*** Opening Supplied entries ***

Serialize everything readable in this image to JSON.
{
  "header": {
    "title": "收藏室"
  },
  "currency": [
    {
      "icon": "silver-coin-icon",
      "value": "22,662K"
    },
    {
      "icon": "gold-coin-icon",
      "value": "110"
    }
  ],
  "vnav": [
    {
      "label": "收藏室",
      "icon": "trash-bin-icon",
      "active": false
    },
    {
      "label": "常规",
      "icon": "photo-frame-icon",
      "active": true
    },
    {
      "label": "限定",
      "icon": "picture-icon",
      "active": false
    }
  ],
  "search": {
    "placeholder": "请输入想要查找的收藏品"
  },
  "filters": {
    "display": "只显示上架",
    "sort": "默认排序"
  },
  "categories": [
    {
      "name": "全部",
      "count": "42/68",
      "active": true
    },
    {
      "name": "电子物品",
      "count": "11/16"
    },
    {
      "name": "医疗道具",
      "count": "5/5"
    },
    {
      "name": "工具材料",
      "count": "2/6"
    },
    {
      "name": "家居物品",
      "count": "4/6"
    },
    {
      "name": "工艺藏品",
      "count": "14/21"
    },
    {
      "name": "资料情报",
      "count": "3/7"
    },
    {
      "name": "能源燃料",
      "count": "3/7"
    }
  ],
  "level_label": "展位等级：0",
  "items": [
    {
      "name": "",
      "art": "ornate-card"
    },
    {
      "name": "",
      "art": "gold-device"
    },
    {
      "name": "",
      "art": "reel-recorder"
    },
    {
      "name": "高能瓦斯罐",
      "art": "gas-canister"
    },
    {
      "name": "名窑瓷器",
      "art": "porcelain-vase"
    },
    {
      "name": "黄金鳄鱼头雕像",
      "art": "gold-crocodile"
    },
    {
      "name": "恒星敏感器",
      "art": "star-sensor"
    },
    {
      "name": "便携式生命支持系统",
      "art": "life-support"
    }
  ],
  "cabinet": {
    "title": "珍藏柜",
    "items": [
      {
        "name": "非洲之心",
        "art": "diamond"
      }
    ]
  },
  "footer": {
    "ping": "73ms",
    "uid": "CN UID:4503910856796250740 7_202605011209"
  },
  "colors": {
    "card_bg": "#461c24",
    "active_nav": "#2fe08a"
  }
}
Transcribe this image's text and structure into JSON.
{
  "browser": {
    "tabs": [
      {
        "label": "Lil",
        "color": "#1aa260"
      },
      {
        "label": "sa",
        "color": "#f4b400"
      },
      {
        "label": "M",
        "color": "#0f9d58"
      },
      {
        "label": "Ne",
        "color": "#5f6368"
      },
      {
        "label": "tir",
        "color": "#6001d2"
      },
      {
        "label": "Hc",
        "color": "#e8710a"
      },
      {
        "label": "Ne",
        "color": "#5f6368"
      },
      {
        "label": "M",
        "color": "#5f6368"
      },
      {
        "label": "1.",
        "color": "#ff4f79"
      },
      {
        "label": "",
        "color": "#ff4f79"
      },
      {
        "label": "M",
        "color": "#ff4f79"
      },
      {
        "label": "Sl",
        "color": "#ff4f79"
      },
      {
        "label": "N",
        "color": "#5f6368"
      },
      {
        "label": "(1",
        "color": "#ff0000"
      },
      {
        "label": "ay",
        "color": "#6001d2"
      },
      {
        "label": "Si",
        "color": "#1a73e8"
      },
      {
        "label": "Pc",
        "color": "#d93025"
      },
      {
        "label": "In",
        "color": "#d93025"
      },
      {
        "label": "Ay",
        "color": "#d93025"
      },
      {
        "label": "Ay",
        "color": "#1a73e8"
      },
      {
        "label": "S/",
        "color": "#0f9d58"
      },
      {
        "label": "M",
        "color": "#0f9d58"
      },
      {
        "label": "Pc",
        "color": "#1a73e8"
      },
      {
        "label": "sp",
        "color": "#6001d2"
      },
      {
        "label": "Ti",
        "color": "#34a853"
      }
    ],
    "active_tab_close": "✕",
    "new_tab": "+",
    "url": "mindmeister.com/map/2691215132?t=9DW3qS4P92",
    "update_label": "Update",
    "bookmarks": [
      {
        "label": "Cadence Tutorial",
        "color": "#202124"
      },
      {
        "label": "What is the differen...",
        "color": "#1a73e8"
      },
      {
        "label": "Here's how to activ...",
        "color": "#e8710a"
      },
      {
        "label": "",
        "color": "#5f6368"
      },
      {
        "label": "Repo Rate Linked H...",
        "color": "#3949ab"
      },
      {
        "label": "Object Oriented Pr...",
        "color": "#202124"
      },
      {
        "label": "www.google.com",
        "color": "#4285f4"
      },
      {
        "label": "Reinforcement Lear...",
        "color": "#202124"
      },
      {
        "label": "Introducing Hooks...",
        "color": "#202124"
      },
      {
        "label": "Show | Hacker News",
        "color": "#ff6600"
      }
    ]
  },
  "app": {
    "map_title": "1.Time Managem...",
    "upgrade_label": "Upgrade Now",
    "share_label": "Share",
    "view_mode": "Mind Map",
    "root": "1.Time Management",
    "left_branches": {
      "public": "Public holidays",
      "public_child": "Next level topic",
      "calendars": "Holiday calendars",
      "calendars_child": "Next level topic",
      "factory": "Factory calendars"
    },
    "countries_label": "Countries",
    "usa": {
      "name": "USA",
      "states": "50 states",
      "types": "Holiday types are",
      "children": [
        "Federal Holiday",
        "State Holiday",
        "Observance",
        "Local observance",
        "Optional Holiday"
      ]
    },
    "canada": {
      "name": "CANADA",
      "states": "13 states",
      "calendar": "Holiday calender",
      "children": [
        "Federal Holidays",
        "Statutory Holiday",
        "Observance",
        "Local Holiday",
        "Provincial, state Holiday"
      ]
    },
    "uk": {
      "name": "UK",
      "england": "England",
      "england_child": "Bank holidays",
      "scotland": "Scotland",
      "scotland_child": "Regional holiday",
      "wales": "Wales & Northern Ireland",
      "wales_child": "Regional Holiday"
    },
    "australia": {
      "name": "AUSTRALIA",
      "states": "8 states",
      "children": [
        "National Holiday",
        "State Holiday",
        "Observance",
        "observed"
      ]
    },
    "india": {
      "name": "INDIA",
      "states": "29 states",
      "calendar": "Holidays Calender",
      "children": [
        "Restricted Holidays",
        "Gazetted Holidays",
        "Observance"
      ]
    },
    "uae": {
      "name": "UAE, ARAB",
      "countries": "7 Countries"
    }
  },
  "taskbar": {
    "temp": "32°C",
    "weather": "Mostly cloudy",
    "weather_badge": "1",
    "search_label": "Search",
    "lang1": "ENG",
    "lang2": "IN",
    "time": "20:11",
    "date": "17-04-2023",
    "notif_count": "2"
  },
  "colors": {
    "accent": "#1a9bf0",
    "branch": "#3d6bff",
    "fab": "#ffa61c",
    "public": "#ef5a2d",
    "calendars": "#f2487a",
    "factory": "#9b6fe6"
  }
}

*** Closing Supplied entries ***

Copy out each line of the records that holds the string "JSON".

Serialize everything readable in this image to JSON.
Transcribe this image's text and structure into JSON.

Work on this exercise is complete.